[Data excerpts]

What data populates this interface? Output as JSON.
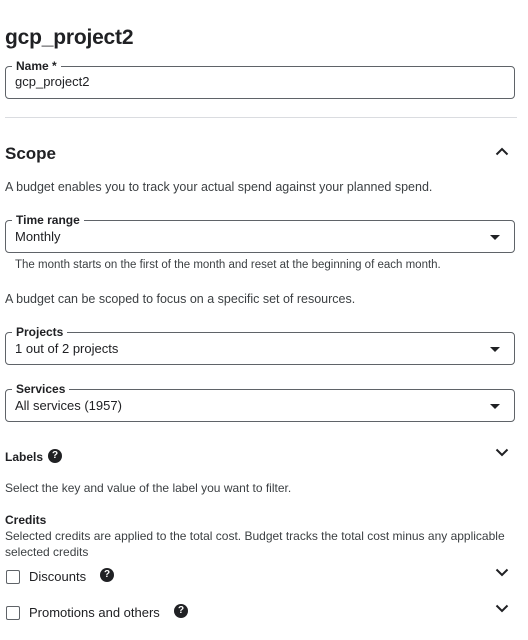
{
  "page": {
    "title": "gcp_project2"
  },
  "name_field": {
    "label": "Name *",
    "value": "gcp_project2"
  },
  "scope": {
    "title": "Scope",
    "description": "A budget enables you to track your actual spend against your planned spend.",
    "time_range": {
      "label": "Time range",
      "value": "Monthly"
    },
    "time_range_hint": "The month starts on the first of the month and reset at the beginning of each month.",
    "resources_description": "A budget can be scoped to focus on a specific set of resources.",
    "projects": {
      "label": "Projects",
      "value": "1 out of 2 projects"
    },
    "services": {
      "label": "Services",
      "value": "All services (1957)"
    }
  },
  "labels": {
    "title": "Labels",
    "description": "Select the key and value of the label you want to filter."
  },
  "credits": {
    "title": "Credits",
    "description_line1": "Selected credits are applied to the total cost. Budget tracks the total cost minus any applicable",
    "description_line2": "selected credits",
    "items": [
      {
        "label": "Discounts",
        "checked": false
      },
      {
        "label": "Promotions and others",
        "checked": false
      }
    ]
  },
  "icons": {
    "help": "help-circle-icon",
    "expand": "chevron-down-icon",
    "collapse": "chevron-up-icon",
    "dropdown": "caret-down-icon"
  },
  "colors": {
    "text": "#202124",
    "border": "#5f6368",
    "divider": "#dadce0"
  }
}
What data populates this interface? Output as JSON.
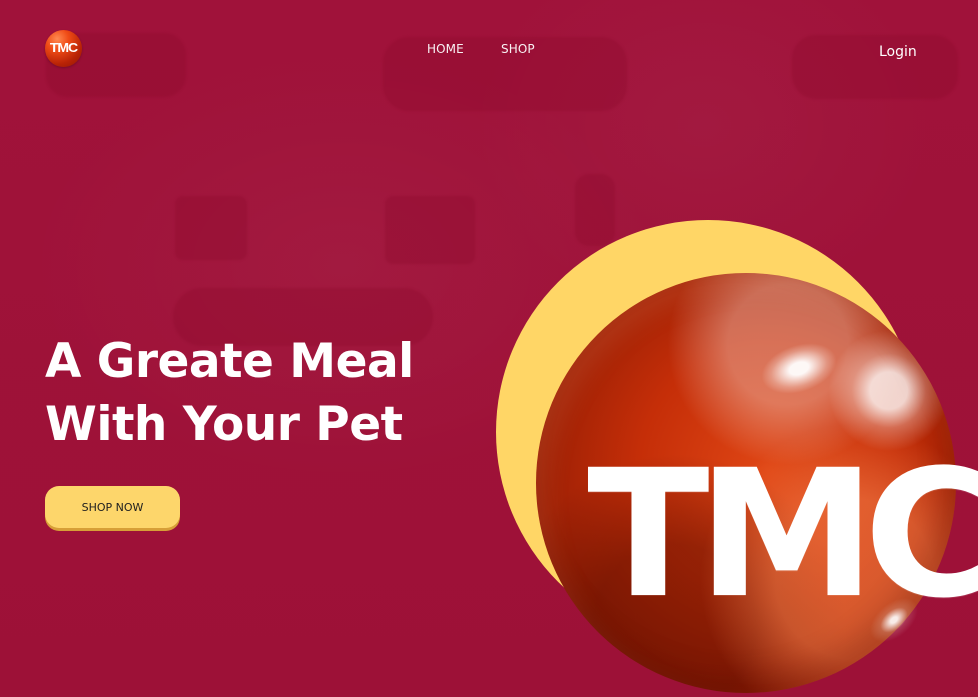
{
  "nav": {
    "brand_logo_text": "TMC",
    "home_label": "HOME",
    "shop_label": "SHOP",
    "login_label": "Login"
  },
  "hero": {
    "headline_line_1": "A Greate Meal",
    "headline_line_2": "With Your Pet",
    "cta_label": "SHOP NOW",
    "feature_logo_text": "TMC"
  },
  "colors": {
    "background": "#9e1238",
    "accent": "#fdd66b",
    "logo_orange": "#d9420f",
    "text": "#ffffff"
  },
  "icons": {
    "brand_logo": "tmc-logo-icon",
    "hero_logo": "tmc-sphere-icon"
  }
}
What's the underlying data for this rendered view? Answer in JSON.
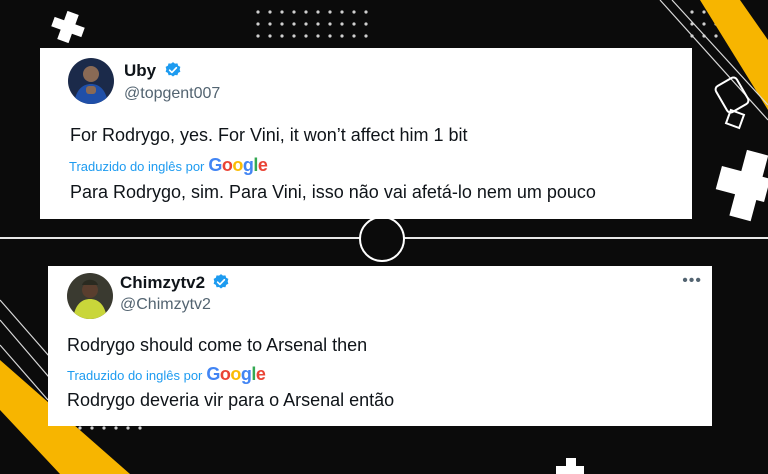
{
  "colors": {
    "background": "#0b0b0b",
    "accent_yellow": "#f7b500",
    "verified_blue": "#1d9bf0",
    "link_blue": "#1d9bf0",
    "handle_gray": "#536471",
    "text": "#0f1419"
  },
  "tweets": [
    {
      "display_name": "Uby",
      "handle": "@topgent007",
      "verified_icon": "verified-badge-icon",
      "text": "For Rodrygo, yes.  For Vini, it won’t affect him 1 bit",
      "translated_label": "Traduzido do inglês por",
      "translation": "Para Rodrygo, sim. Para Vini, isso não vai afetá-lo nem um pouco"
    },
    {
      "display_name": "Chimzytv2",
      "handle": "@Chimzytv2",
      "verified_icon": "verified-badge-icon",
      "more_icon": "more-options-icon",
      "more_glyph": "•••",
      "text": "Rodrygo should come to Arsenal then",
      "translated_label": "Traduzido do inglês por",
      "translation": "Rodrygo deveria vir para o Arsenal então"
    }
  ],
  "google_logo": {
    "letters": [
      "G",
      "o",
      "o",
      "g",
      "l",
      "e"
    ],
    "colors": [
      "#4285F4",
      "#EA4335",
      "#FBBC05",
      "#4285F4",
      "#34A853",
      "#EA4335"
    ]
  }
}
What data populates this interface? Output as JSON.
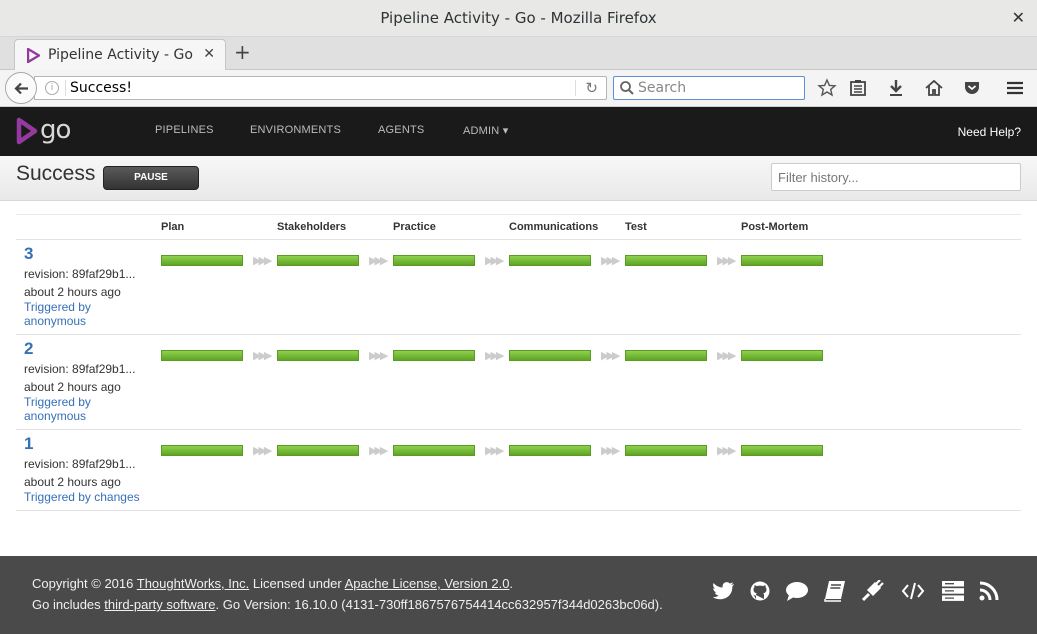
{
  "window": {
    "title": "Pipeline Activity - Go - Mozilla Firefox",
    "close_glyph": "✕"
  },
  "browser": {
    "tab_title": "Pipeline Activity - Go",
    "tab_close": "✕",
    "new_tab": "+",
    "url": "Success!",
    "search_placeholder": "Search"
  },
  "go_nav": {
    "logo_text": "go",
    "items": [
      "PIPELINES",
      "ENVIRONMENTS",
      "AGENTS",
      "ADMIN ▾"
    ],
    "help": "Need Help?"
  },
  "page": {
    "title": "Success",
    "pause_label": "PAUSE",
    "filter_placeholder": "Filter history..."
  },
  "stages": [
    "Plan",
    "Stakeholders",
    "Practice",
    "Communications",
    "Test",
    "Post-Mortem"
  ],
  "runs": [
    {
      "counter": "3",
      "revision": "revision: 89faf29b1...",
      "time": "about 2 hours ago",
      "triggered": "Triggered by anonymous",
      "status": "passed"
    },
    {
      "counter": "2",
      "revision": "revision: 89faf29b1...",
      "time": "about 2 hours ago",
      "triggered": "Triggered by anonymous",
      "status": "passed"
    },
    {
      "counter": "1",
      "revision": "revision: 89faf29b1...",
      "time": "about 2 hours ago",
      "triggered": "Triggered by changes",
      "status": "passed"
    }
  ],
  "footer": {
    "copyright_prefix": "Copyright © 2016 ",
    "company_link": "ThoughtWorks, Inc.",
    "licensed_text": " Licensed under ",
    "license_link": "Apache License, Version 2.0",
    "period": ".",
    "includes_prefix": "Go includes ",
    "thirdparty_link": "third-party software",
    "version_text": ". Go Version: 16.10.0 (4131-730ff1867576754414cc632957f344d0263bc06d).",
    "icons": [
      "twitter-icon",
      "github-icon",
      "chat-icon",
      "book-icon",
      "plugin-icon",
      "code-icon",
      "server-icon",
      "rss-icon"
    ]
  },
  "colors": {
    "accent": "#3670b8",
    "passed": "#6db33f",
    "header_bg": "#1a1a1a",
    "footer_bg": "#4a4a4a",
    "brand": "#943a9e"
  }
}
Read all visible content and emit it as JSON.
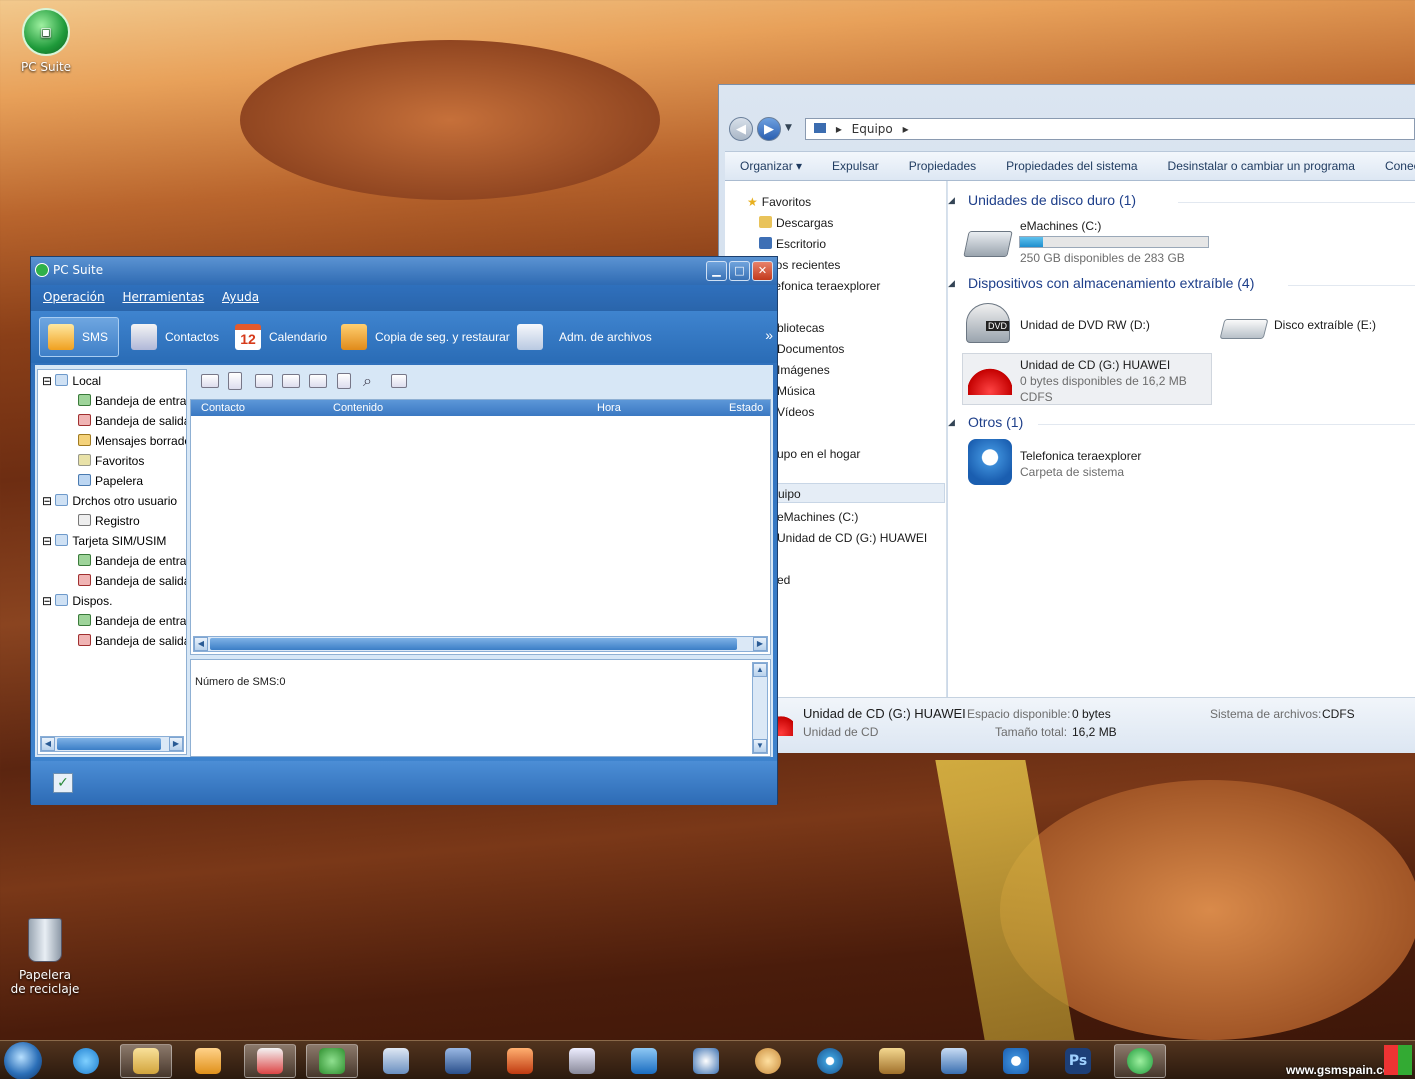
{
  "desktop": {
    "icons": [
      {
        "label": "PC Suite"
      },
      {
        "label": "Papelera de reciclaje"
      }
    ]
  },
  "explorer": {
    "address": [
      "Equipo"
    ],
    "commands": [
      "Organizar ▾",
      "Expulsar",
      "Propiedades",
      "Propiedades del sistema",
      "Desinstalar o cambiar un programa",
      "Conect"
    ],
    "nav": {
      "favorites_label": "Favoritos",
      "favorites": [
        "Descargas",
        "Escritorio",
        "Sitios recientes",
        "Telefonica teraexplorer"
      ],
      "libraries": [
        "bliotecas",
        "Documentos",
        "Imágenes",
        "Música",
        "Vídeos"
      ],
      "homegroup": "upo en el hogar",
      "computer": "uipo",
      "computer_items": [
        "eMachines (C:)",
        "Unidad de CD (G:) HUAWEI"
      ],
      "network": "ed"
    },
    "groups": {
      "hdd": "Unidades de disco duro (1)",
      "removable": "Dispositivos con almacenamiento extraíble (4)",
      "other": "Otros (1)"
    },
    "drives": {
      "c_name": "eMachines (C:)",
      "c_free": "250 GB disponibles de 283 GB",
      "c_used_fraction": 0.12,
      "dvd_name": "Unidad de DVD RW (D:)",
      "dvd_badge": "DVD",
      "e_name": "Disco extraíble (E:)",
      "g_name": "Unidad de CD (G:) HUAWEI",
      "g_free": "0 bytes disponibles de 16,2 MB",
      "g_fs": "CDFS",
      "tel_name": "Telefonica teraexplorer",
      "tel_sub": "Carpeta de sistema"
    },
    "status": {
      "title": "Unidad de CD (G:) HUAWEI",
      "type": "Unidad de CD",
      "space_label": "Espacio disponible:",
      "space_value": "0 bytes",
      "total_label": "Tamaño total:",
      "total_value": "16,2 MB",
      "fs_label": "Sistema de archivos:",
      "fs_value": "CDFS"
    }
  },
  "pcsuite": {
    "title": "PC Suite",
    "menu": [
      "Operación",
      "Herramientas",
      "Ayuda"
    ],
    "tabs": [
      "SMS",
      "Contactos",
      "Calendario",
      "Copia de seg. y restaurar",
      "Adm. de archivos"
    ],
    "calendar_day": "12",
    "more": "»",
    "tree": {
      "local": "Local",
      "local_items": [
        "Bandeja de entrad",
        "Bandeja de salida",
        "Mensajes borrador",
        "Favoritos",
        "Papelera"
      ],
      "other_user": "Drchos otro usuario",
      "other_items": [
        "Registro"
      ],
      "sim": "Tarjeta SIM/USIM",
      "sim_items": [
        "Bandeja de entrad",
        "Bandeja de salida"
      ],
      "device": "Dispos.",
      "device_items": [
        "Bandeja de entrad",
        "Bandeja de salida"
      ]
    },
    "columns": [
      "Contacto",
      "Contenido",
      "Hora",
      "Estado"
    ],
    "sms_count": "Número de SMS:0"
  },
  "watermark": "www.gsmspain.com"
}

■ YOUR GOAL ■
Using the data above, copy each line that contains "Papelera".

■ EXPECTED ANSWER ■
        "label": "Papelera de reciclaje"
        "Papelera"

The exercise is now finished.